> **Records provided**:

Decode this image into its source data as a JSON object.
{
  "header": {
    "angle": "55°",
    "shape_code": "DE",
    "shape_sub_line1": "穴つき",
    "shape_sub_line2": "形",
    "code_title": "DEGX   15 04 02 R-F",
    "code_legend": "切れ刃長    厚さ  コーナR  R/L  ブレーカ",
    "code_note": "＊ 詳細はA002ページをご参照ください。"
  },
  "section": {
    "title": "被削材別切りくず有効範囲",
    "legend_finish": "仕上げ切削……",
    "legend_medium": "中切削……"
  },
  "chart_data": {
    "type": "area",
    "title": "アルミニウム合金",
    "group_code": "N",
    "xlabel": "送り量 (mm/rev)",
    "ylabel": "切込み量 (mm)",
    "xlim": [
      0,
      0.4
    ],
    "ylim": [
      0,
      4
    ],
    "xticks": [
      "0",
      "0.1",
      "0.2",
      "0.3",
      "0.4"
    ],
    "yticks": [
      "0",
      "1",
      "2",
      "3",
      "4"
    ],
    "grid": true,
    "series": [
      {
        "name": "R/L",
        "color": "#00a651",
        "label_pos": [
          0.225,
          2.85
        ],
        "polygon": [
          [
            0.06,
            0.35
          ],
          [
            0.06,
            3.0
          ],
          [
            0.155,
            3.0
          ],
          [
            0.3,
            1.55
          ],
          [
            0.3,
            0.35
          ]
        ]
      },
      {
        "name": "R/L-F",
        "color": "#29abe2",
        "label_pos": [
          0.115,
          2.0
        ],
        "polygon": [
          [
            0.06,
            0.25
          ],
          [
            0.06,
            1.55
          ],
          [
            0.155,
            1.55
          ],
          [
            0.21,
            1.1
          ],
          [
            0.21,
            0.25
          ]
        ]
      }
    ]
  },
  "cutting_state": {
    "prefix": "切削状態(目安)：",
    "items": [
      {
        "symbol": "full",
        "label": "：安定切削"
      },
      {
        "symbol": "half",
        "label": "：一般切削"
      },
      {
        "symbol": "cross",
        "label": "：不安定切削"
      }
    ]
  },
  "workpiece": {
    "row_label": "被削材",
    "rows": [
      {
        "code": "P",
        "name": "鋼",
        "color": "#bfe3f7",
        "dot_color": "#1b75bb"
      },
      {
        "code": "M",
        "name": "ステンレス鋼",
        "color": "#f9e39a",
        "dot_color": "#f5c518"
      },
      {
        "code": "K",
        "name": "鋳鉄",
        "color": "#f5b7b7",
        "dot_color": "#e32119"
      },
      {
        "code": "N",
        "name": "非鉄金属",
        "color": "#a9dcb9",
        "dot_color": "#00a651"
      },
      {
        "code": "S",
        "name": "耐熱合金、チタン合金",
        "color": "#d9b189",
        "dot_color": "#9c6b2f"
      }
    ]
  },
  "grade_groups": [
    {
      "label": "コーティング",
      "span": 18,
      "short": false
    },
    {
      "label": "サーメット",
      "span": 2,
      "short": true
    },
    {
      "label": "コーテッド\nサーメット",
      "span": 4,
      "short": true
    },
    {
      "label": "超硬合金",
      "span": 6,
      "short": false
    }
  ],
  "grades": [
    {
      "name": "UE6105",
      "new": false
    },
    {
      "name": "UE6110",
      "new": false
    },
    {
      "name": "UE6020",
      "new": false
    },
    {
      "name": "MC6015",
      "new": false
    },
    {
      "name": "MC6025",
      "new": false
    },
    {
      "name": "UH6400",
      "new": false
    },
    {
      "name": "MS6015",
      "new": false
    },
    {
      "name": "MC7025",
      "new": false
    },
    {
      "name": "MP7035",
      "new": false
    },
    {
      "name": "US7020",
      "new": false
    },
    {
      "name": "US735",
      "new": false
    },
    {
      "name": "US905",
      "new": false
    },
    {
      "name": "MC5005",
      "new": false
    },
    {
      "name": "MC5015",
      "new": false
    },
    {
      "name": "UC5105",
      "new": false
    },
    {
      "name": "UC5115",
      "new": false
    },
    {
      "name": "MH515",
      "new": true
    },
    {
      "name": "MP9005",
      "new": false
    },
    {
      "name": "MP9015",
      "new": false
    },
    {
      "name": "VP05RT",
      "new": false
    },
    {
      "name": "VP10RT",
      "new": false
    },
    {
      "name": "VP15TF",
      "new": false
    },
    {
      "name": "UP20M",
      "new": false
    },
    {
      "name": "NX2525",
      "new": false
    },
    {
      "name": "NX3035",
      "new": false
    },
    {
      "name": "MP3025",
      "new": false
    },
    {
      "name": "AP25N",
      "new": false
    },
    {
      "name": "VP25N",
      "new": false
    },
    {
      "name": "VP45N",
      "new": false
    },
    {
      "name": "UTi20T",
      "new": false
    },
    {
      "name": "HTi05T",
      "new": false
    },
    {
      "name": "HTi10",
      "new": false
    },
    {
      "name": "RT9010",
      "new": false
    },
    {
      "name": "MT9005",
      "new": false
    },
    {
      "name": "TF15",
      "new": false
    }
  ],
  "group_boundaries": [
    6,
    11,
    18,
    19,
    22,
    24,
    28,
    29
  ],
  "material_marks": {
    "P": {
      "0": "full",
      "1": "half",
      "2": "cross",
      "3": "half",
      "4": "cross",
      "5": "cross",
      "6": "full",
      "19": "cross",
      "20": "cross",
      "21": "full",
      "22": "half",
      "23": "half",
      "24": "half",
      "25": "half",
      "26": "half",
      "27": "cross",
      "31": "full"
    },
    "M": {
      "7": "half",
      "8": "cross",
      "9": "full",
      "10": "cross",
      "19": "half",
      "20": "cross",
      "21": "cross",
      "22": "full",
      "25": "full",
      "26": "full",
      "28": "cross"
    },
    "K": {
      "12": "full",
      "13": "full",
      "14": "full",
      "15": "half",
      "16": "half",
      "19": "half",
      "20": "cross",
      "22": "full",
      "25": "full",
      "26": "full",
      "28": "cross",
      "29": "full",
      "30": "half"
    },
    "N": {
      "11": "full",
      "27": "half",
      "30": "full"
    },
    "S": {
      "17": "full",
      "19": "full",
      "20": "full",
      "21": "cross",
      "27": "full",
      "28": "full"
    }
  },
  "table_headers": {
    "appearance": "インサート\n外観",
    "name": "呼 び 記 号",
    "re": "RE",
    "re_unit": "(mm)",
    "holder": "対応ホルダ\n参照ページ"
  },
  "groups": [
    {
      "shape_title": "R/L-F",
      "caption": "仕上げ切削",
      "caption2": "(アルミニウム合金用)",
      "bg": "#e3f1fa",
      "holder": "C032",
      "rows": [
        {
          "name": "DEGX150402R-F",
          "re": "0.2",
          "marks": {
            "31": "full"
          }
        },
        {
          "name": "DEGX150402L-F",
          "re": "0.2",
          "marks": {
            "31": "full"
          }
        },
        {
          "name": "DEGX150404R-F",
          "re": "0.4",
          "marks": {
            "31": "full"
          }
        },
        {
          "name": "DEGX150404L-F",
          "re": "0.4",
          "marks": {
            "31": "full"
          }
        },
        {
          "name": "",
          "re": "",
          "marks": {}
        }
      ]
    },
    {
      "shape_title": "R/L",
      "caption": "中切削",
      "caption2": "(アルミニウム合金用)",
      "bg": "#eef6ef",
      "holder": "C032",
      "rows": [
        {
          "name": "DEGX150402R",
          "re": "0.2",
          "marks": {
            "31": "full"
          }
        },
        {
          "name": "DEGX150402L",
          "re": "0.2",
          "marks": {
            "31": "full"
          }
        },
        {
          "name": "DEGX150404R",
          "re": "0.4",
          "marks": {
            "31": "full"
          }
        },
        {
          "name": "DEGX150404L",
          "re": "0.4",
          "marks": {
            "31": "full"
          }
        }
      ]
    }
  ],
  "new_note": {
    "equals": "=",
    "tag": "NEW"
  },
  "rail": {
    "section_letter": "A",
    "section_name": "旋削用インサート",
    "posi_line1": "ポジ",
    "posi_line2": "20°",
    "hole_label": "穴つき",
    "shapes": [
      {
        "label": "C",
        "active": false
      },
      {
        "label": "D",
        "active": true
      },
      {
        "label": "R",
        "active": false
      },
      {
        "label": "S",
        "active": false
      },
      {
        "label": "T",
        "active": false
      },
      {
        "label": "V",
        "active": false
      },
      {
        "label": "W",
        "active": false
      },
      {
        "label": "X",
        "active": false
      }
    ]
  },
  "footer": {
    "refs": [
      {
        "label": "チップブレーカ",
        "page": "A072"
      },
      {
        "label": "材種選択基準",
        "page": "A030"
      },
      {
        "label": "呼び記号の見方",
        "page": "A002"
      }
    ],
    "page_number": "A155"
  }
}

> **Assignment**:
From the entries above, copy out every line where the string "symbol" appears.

> **Result**:
        "symbol": "full",
        "symbol": "half",
        "symbol": "cross",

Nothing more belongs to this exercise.